This type of argument puts the center of the moral compass of the country squarely on the right-hand side of the equation. Implicitly, it justifies actions on the left by stating that the same actions were once done by the right as if somehow that alone makes such actions, um, right.
This is the type of argument that little children make. It’s OK to do because Daddy once did it.
Ultimately, attempting to justify actions to those who are not seeking justice simply do not work. Faced with cogent argument that their reasoning is wrong, they either shift the terms of the debate or blithely move on to another subject without acknowledging error. If the point is to make them admit wrongdoing, it almost never happens.
When Mr. Obama’s office released—in advance—a transcript of his speech to the children showing no sign of indoctrination in left-wing ideology, at least one critic alleged that the “original speech” had been trashed in the face of conservative criticism.
“Clearly last week there was a plan with the Department of Education,” Florida Republican Chairperson Jim Greer told CNN a day before the president’s speech. “When you ask students to write a letter to the president on how we can help you with your new ideas, Mr. President, that is leading the students in an effort to push the president’s agenda. Now that the White House got their hand in the cookie jar caught, they changed everything, they redid the lesson plans, they released the text, and tomorrow he’s gonna give a speech that every president should have an opportunity to give.”
The point of this barrage of attacks on Mr. Obama is not to foster debate or even to advance an ideological position. It is simply to batter the president as Katrina once battered the Louisiana-Mississippi coast, mindlessly, relentlessly, pushing at every perceived weak point, until the levees fail and the water surges in and washes all away. This is Great Flood politics by those who sincerely believe themselves the sons and daughters of Noah, and who think that somehow America will be cleansed and blessed by the deluge they release. There is a biblical passage that seems to fit such thinking: “For they have sown the wind, and they shall reap the whirlwind”—and if I were a Sunday School scholar I could point to the book and chapter (Hosea 8:7), but I’m not, so I won’t.
Instead, I’ll recall another of my favorite Southern sayings that seems more appropriate: “You can’t win at mud-wrestling with a pig. You’ll only get dirty, and, regardless of the outcome, the pig always loves it.”
And a final note to our homeboy, Van Jones, coming back battered and wounded from the Washington wars.

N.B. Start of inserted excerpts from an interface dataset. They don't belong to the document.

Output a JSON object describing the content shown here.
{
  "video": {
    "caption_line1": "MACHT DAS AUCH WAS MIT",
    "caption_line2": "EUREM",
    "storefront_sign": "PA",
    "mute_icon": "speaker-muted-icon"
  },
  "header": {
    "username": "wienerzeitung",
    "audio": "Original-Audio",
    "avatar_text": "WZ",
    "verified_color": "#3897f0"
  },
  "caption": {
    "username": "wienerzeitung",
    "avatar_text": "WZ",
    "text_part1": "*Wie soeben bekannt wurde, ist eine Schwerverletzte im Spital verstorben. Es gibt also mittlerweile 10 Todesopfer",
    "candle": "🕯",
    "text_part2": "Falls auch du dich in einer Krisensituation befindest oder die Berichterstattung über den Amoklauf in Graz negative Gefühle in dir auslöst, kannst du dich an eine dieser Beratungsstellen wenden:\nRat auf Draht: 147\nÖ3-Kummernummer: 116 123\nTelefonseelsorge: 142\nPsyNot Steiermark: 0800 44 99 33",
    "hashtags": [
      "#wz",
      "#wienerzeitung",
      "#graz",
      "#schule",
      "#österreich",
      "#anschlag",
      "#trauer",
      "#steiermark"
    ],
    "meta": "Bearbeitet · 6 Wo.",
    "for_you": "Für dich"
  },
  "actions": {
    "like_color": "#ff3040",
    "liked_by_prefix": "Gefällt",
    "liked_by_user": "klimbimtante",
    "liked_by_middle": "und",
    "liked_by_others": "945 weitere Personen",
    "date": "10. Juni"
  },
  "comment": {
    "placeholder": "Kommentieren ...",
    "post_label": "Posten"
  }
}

Perhaps, upon reflection, Mr. Jones might want to amend the apology that did nothing to save his job with the Obama administration. “On further review,” his statement to the press might read, “I believe I was correct in the beginning, and some Republicans are assholes.”
I guarantee, that would wake up some of our good friends on the right.